JD: When they're in this training program and are getting paid, it's not quite an apprenticeship, but is it the same idea?
SV: The first year is actually just intensive, very similar to college, but it's only one year and it's very intensive.
We only focus on three subjects: computer programming, math, and English.
The hardest one turns out to be English. They pick up the programming faster. Math? Just enough to make sure that they can be a software engineer. Software is not math-heavy. High school-level math is sufficient. But they're grounded in the concepts they need. And then they'll join a team and learn through the job.
There are about 400 to 450 [former students] now in the company as employees. The annual intake now is about 120 or so.
JD: It's really a long-term investment in your employees.
SV: Exactly. Obviously, these employees only become productive in year two. It may take three or four years for them to be fully productive. But we think long-term as a company, so we are ready to invest in them.
JD: So back to your legacy…
SV: We hope to be one of the largest technology companies coming out of India. And we want to make an impact both on the markets themselves and the places where we are.
You impact markets, but we also want to have an effect on the immediate economies and the people in society.
It's very much part of Zoho already to think long-term. In this country, you ought to think long-term. I don't feel any satisfaction exiting [that is, cashing out by selling the company] and just making money on this.
JD: I know that Zoho has another office south of here in Tenkasi. Is there a reason it's in Tenkasi? Is there talent there or something?

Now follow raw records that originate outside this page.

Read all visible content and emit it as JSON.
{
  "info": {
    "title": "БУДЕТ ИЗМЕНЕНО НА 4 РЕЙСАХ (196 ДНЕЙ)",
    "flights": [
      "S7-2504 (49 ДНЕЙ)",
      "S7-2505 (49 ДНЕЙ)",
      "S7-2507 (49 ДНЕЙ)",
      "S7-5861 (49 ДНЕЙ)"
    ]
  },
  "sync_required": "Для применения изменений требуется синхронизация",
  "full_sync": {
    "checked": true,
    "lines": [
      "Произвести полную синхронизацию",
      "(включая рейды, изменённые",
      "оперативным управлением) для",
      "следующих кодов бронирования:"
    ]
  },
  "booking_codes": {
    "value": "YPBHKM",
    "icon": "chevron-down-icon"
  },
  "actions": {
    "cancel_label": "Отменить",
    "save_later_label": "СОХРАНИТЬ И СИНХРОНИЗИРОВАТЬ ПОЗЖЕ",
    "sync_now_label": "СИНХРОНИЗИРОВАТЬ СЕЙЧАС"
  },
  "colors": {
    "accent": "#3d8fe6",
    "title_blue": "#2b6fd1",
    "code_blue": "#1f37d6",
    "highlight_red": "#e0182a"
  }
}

SV: India is densely populated enough that you can draw a random 50-km radius and find people. It's not like we're running out of people! [Laughs.] Even when we say, "It's not real dense," compared to what? The next village is probably a mile away.
We never worry about whether we can find talent.
JD: Do you ever bring people from Tenkasi up for the university aspect?
SV: Some people come up, but we usually keep them there. Actually, part of our goal is to try not to bring not too many people here. I like to say every percent that we bring here, we are crowding the city more and making life more miserable for people here. We might as well spread it out. We have a waitlist of people who want to work in Tenkasi.
Where I live in Pleasanton—I don't even live in Pleasanton. I live in the outskirts on a ranch with goats. I like space. When I was a kid, I picked up a taste for running around alone. I like to give that same thing to other people.
We underappreciate the importance of space now. Once you experience a spacious area, it has a psychological effect. You think more expansive thoughts.
Sometimes I don't think of company as just as an economic entity to profit maximize. It's a social entity. But beyond a point, I just don't see the point of bank rolling. I have enough cars. I have enough houses. I don't need more.